→ **Instructions to follow**: Locate the word "Statistics" in the entries below, then gather every line that holds it.

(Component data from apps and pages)
================================
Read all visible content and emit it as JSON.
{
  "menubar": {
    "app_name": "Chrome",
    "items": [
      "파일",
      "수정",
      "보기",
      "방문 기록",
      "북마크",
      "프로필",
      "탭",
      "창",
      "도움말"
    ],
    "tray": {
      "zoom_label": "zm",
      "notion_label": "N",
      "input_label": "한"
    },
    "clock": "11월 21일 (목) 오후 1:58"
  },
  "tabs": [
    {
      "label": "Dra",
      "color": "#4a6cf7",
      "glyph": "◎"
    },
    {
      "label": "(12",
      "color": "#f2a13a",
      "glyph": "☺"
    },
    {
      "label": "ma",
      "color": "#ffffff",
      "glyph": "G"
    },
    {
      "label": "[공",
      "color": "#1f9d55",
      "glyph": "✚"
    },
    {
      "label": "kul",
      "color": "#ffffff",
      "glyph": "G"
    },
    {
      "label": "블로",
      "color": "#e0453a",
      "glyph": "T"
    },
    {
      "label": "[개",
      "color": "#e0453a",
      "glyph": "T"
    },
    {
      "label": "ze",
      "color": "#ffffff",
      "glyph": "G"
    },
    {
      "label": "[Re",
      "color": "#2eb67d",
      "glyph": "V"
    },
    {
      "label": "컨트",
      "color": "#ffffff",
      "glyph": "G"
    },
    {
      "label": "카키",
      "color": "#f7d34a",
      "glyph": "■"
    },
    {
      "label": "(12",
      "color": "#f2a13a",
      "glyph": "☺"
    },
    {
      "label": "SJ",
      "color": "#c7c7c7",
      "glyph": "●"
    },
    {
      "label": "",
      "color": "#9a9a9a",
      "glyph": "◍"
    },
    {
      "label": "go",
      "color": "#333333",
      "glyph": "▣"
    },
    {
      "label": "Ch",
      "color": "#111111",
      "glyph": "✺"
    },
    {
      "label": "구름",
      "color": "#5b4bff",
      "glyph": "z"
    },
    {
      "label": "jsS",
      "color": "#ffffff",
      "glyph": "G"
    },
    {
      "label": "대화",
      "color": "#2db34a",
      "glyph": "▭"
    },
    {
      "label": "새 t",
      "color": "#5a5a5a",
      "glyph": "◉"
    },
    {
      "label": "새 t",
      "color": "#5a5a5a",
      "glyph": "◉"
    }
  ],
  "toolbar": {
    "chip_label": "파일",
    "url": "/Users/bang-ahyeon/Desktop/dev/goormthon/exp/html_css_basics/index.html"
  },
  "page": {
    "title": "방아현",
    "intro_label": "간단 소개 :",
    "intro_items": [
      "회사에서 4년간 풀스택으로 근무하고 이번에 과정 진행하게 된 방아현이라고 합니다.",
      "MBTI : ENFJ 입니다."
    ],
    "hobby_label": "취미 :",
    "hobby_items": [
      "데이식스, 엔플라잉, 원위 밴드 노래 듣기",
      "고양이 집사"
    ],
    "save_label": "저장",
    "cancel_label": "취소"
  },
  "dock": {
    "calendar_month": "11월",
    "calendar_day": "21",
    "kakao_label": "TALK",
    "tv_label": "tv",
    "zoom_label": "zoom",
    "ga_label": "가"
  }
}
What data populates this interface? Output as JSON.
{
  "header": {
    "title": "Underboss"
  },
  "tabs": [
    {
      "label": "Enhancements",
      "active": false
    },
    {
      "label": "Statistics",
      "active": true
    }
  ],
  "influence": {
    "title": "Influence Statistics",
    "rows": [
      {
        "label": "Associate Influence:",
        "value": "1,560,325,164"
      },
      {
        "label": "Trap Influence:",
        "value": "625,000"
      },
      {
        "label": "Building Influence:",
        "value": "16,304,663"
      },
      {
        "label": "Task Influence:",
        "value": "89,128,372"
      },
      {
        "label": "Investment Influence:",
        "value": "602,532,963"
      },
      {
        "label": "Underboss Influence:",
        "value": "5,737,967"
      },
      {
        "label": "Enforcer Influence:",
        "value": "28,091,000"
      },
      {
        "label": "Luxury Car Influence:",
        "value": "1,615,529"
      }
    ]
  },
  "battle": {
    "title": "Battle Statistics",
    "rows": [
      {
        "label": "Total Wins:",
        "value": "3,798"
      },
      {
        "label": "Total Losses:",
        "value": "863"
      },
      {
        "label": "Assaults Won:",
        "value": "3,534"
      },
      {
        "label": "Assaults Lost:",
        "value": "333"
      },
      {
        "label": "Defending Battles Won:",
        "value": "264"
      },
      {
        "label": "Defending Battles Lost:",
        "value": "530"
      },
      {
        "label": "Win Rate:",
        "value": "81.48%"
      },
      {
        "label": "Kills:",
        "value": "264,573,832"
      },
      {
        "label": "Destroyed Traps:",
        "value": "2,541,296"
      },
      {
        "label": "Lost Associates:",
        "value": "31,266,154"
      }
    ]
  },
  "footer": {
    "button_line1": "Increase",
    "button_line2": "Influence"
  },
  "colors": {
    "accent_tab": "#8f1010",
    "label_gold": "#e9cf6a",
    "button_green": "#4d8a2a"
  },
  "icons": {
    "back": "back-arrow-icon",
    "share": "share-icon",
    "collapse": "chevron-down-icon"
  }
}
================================
→ **Expected answer**:
      "label": "Statistics",
    "title": "Influence Statistics",
    "title": "Battle Statistics",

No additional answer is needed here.